─── SUPPLIED DATA ───

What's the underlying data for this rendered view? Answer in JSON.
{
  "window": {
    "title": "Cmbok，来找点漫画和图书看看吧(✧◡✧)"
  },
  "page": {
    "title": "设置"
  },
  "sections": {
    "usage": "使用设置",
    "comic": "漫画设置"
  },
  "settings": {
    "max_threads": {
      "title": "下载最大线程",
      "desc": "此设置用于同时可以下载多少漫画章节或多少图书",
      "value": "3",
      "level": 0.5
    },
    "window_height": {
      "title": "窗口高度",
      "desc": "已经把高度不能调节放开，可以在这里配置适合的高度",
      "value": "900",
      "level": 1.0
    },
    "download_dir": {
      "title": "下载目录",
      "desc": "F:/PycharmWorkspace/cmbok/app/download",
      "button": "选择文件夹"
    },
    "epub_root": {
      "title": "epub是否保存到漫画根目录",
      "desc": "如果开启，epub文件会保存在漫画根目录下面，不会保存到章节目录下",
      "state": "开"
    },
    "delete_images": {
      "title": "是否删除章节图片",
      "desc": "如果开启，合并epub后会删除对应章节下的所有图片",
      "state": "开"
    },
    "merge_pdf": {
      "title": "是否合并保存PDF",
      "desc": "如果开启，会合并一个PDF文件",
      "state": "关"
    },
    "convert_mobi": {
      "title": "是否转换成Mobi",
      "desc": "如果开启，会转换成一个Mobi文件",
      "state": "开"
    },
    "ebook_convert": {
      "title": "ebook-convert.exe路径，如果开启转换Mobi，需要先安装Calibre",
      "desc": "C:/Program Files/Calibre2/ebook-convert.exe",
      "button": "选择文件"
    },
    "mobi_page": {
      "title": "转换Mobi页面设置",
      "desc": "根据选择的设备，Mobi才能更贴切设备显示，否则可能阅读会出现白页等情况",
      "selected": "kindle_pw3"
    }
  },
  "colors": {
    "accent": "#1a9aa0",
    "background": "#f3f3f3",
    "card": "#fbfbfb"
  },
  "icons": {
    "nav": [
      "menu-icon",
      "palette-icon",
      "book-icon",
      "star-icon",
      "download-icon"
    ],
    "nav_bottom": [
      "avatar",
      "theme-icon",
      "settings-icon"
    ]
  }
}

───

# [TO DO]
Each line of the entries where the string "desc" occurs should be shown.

# [YOUR SOLUTION]
      "desc": "此设置用于同时可以下载多少漫画章节或多少图书",
      "desc": "已经把高度不能调节放开，可以在这里配置适合的高度",
      "desc": "F:/PycharmWorkspace/cmbok/app/download",
      "desc": "如果开启，epub文件会保存在漫画根目录下面，不会保存到章节目录下",
      "desc": "如果开启，合并epub后会删除对应章节下的所有图片",
      "desc": "如果开启，会合并一个PDF文件",
      "desc": "如果开启，会转换成一个Mobi文件",
      "desc": "C:/Program Files/Calibre2/ebook-convert.exe",
      "desc": "根据选择的设备，Mobi才能更贴切设备显示，否则可能阅读会出现白页等情况",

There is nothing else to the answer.